[RECORDS]

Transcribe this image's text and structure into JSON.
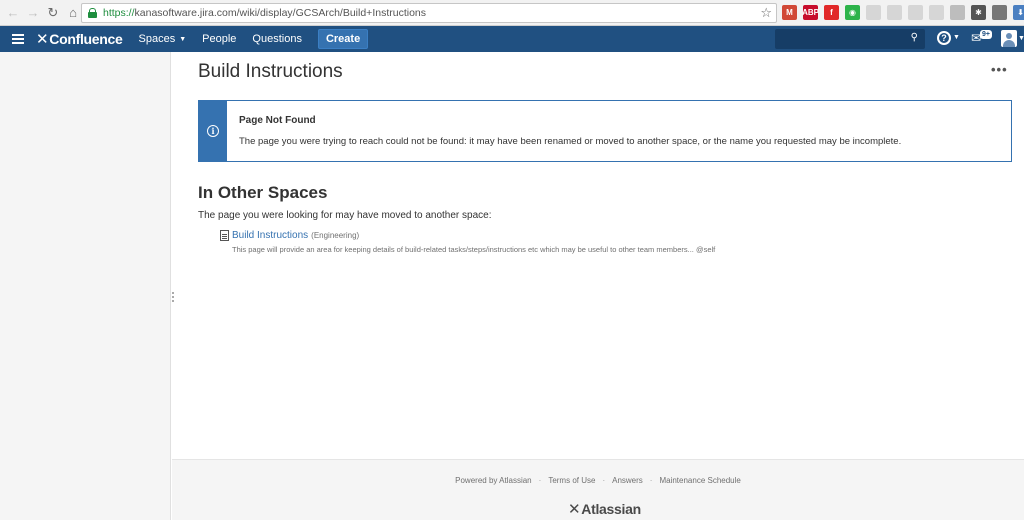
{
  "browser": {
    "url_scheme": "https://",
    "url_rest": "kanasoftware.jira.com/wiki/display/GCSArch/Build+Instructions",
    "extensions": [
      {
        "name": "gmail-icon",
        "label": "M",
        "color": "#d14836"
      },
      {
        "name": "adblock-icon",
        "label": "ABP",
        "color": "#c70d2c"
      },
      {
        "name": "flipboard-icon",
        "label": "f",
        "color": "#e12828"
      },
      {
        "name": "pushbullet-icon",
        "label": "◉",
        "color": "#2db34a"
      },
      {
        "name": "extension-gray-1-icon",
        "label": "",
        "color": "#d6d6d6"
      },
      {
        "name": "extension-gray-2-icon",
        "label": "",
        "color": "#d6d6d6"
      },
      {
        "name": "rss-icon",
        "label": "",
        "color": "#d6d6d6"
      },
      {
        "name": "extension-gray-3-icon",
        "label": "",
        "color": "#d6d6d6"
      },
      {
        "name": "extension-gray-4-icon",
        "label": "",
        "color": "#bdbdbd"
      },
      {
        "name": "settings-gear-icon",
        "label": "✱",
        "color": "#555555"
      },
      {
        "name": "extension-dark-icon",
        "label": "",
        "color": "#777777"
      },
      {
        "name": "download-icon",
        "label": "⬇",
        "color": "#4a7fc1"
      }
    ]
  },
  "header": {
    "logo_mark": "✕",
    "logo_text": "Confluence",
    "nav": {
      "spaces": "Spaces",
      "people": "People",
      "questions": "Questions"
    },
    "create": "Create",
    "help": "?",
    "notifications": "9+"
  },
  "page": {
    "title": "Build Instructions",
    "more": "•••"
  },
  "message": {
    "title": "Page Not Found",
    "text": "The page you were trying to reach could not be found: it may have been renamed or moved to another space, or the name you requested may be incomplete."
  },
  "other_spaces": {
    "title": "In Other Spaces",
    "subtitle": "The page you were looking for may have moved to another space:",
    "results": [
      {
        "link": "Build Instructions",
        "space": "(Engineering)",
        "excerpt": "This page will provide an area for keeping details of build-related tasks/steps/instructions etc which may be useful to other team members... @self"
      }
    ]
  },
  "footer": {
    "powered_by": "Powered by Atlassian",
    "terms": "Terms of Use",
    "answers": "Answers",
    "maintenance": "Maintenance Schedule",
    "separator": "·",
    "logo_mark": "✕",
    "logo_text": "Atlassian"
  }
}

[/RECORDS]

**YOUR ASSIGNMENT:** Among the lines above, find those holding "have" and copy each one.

**ANSWER:**
    "text": "The page you were trying to reach could not be found: it may have been renamed or moved to another space, or the name you requested may be incomplete."
    "subtitle": "The page you were looking for may have moved to another space:",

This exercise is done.